Limited guardianships allow the guardian to manage personal and financial decisions within a certain scope. Typically, the individual under guardianship has some capability to handle their affairs but may need help managing specific tasks and responsibilities. A plenary or total guardianship involves individuals with no or quickly diminishing ability to handle their affairs.
How Long Does Guardianship Last?
Guardianship is a critical legal status that exists to help those who can no longer handle most or all their personal affairs. The duration of guardianship depends entirely on the health and circumstances of the individual under protection. In most cases, a guardian will be in charge until the person regains the ability to care for themselves or passes away.
IN cases where a guardian is put in charge of a minor, the guardianship may end when the child turns 18 or graduates high school. Guardianship of a minor can be extended, but only through special request to the court in the district where the original guardianship was determined.
Guardianship is a protective measure, but it can be complicated especially when multiple parties are involved. Whether a relative is upset over the selection of a non-relation as a guardian or if there are concerns about potential abuse, an attorney can help. Nichols Dixon PLLC has extensive experience with guardianships in Oklahoma, and our team is passionate about helping protect those who need it most.

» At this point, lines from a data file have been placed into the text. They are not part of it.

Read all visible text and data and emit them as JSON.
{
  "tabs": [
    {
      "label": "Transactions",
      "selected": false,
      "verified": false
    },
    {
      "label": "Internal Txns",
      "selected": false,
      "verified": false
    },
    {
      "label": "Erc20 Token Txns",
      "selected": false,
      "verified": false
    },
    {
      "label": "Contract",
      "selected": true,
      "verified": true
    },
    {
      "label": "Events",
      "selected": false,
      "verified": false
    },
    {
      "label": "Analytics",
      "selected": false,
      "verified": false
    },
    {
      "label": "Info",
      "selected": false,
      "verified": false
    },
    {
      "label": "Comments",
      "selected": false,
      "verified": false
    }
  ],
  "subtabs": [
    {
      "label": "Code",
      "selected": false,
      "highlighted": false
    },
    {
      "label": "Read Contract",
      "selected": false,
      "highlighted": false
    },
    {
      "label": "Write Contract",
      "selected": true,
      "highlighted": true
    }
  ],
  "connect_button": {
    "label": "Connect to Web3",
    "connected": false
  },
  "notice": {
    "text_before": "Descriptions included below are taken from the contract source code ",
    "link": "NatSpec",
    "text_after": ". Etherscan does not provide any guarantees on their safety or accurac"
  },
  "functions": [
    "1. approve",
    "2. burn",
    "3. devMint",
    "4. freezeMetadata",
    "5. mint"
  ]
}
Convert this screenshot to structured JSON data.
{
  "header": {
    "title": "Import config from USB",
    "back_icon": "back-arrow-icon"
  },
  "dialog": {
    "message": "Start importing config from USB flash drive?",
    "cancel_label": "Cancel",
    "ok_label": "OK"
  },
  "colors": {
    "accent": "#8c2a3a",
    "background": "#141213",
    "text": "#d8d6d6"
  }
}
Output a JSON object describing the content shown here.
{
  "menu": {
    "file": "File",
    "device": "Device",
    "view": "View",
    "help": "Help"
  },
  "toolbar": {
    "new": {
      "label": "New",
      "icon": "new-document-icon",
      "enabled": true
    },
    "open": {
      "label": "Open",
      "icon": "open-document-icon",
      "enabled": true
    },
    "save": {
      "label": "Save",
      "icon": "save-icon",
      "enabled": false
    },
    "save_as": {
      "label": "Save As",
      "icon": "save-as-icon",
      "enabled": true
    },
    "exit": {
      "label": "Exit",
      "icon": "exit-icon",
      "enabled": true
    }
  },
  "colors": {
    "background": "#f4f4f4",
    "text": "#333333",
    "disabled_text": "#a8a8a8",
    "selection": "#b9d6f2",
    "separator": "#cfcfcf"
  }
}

If you need assistance with guardianship, contact Nichols Dixon PLLC. Our compassionate legal advocates are available to answer questions and provide support during this time.